### Exercise requirements
Repeat the records exactly, so that each line matches the original.
== Source information ==
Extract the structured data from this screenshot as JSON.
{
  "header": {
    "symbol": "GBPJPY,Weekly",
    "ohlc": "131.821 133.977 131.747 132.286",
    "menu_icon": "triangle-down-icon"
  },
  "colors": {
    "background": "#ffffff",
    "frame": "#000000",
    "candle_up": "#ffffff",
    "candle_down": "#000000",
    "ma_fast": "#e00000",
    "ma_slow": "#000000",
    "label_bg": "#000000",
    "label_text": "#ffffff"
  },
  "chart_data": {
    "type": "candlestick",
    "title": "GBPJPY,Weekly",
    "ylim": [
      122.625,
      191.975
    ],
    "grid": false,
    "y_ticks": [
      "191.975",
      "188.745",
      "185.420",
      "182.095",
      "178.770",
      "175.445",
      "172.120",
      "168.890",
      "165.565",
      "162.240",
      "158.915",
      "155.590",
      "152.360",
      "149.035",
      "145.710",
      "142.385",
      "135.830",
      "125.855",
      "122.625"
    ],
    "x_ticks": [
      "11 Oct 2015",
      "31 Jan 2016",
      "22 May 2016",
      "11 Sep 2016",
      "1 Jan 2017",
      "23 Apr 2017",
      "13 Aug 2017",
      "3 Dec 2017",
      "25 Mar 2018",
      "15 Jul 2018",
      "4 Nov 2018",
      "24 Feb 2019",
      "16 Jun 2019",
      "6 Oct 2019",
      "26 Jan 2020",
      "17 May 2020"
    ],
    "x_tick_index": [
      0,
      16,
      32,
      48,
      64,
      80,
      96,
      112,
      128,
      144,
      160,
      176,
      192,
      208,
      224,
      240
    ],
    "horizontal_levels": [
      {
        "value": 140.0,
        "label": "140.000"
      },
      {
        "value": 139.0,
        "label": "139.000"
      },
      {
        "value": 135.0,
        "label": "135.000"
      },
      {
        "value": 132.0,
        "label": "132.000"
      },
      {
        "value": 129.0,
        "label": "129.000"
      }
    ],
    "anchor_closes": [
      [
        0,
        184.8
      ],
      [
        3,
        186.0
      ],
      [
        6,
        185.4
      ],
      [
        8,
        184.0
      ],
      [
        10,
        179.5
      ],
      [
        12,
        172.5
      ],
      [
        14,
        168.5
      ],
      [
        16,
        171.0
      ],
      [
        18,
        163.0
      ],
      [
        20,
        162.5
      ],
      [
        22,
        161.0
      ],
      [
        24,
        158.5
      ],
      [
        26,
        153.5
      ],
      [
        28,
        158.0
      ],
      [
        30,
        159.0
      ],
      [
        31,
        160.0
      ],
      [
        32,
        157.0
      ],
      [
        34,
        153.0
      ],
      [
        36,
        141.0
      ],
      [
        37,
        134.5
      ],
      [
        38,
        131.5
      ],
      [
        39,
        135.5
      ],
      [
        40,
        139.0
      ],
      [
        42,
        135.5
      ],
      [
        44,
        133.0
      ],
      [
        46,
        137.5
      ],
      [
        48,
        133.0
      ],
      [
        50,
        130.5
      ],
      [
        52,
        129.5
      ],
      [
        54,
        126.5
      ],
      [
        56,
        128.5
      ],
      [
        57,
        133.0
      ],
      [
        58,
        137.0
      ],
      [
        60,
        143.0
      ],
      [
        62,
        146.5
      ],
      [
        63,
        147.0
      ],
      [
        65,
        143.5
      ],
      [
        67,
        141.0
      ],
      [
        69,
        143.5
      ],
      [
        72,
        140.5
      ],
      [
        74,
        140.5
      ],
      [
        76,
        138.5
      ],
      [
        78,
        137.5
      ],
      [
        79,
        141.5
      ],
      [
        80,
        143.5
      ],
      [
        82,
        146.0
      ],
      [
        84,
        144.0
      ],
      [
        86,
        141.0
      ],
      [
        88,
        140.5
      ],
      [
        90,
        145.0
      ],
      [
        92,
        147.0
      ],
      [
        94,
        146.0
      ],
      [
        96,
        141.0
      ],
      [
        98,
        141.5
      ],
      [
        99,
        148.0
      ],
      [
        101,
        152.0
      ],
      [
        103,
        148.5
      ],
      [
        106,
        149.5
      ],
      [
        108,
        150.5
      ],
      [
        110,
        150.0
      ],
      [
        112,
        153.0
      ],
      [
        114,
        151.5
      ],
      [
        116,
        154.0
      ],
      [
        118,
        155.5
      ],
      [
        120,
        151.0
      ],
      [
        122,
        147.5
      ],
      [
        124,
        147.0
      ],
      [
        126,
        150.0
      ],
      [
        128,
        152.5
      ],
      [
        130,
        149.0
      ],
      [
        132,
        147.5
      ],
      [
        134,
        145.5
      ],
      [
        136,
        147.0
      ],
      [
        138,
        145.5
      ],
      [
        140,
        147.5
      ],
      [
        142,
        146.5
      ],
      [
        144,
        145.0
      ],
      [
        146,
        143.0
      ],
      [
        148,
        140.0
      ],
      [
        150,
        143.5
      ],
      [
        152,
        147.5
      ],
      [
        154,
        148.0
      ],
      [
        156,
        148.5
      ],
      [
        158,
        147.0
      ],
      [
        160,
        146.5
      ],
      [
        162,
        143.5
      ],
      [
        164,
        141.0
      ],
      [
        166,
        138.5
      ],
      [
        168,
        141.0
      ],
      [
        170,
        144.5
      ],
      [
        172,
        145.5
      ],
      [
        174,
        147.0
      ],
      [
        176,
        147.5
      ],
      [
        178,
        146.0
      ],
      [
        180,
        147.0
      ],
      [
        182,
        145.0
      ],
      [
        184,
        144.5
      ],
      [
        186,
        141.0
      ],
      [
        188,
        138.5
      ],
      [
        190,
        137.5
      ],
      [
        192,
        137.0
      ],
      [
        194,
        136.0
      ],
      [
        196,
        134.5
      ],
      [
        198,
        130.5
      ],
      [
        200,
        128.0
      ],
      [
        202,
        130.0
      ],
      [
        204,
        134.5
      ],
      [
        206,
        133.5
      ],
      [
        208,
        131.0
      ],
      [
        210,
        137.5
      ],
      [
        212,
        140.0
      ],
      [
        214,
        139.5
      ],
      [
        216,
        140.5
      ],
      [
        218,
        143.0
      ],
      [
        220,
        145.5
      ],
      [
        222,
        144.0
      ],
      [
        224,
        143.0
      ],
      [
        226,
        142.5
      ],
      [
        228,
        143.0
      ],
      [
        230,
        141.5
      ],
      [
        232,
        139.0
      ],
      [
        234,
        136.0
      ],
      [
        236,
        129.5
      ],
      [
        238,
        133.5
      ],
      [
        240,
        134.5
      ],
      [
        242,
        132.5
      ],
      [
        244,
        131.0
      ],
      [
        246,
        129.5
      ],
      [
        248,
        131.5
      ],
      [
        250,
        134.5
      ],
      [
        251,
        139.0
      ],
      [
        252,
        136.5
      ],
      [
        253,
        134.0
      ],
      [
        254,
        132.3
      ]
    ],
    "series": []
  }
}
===
### Response for this exercise
Extract the structured data from this screenshot as JSON.
{
  "header": {
    "symbol": "GBPJPY,Weekly",
    "ohlc": "131.821 133.977 131.747 132.286",
    "menu_icon": "triangle-down-icon"
  },
  "colors": {
    "background": "#ffffff",
    "frame": "#000000",
    "candle_up": "#ffffff",
    "candle_down": "#000000",
    "ma_fast": "#e00000",
    "ma_slow": "#000000",
    "label_bg": "#000000",
    "label_text": "#ffffff"
  },
  "chart_data": {
    "type": "candlestick",
    "title": "GBPJPY,Weekly",
    "ylim": [
      122.625,
      191.975
    ],
    "grid": false,
    "y_ticks": [
      "191.975",
      "188.745",
      "185.420",
      "182.095",
      "178.770",
      "175.445",
      "172.120",
      "168.890",
      "165.565",
      "162.240",
      "158.915",
      "155.590",
      "152.360",
      "149.035",
      "145.710",
      "142.385",
      "135.830",
      "125.855",
      "122.625"
    ],
    "x_ticks": [
      "11 Oct 2015",
      "31 Jan 2016",
      "22 May 2016",
      "11 Sep 2016",
      "1 Jan 2017",
      "23 Apr 2017",
      "13 Aug 2017",
      "3 Dec 2017",
      "25 Mar 2018",
      "15 Jul 2018",
      "4 Nov 2018",
      "24 Feb 2019",
      "16 Jun 2019",
      "6 Oct 2019",
      "26 Jan 2020",
      "17 May 2020"
    ],
    "x_tick_index": [
      0,
      16,
      32,
      48,
      64,
      80,
      96,
      112,
      128,
      144,
      160,
      176,
      192,
      208,
      224,
      240
    ],
    "horizontal_levels": [
      {
        "value": 140.0,
        "label": "140.000"
      },
      {
        "value": 139.0,
        "label": "139.000"
      },
      {
        "value": 135.0,
        "label": "135.000"
      },
      {
        "value": 132.0,
        "label": "132.000"
      },
      {
        "value": 129.0,
        "label": "129.000"
      }
    ],
    "anchor_closes": [
      [
        0,
        184.8
      ],
      [
        3,
        186.0
      ],
      [
        6,
        185.4
      ],
      [
        8,
        184.0
      ],
      [
        10,
        179.5
      ],
      [
        12,
        172.5
      ],
      [
        14,
        168.5
      ],
      [
        16,
        171.0
      ],
      [
        18,
        163.0
      ],
      [
        20,
        162.5
      ],
      [
        22,
        161.0
      ],
      [
        24,
        158.5
      ],
      [
        26,
        153.5
      ],
      [
        28,
        158.0
      ],
      [
        30,
        159.0
      ],
      [
        31,
        160.0
      ],
      [
        32,
        157.0
      ],
      [
        34,
        153.0
      ],
      [
        36,
        141.0
      ],
      [
        37,
        134.5
      ],
      [
        38,
        131.5
      ],
      [
        39,
        135.5
      ],
      [
        40,
        139.0
      ],
      [
        42,
        135.5
      ],
      [
        44,
        133.0
      ],
      [
        46,
        137.5
      ],
      [
        48,
        133.0
      ],
      [
        50,
        130.5
      ],
      [
        52,
        129.5
      ],
      [
        54,
        126.5
      ],
      [
        56,
        128.5
      ],
      [
        57,
        133.0
      ],
      [
        58,
        137.0
      ],
      [
        60,
        143.0
      ],
      [
        62,
        146.5
      ],
      [
        63,
        147.0
      ],
      [
        65,
        143.5
      ],
      [
        67,
        141.0
      ],
      [
        69,
        143.5
      ],
      [
        72,
        140.5
      ],
      [
        74,
        140.5
      ],
      [
        76,
        138.5
      ],
      [
        78,
        137.5
      ],
      [
        79,
        141.5
      ],
      [
        80,
        143.5
      ],
      [
        82,
        146.0
      ],
      [
        84,
        144.0
      ],
      [
        86,
        141.0
      ],
      [
        88,
        140.5
      ],
      [
        90,
        145.0
      ],
      [
        92,
        147.0
      ],
      [
        94,
        146.0
      ],
      [
        96,
        141.0
      ],
      [
        98,
        141.5
      ],
      [
        99,
        148.0
      ],
      [
        101,
        152.0
      ],
      [
        103,
        148.5
      ],
      [
        106,
        149.5
      ],
      [
        108,
        150.5
      ],
      [
        110,
        150.0
      ],
      [
        112,
        153.0
      ],
      [
        114,
        151.5
      ],
      [
        116,
        154.0
      ],
      [
        118,
        155.5
      ],
      [
        120,
        151.0
      ],
      [
        122,
        147.5
      ],
      [
        124,
        147.0
      ],
      [
        126,
        150.0
      ],
      [
        128,
        152.5
      ],
      [
        130,
        149.0
      ],
      [
        132,
        147.5
      ],
      [
        134,
        145.5
      ],
      [
        136,
        147.0
      ],
      [
        138,
        145.5
      ],
      [
        140,
        147.5
      ],
      [
        142,
        146.5
      ],
      [
        144,
        145.0
      ],
      [
        146,
        143.0
      ],
      [
        148,
        140.0
      ],
      [
        150,
        143.5
      ],
      [
        152,
        147.5
      ],
      [
        154,
        148.0
      ],
      [
        156,
        148.5
      ],
      [
        158,
        147.0
      ],
      [
        160,
        146.5
      ],
      [
        162,
        143.5
      ],
      [
        164,
        141.0
      ],
      [
        166,
        138.5
      ],
      [
        168,
        141.0
      ],
      [
        170,
        144.5
      ],
      [
        172,
        145.5
      ],
      [
        174,
        147.0
      ],
      [
        176,
        147.5
      ],
      [
        178,
        146.0
      ],
      [
        180,
        147.0
      ],
      [
        182,
        145.0
      ],
      [
        184,
        144.5
      ],
      [
        186,
        141.0
      ],
      [
        188,
        138.5
      ],
      [
        190,
        137.5
      ],
      [
        192,
        137.0
      ],
      [
        194,
        136.0
      ],
      [
        196,
        134.5
      ],
      [
        198,
        130.5
      ],
      [
        200,
        128.0
      ],
      [
        202,
        130.0
      ],
      [
        204,
        134.5
      ],
      [
        206,
        133.5
      ],
      [
        208,
        131.0
      ],
      [
        210,
        137.5
      ],
      [
        212,
        140.0
      ],
      [
        214,
        139.5
      ],
      [
        216,
        140.5
      ],
      [
        218,
        143.0
      ],
      [
        220,
        145.5
      ],
      [
        222,
        144.0
      ],
      [
        224,
        143.0
      ],
      [
        226,
        142.5
      ],
      [
        228,
        143.0
      ],
      [
        230,
        141.5
      ],
      [
        232,
        139.0
      ],
      [
        234,
        136.0
      ],
      [
        236,
        129.5
      ],
      [
        238,
        133.5
      ],
      [
        240,
        134.5
      ],
      [
        242,
        132.5
      ],
      [
        244,
        131.0
      ],
      [
        246,
        129.5
      ],
      [
        248,
        131.5
      ],
      [
        250,
        134.5
      ],
      [
        251,
        139.0
      ],
      [
        252,
        136.5
      ],
      [
        253,
        134.0
      ],
      [
        254,
        132.3
      ]
    ],
    "series": []
  }
}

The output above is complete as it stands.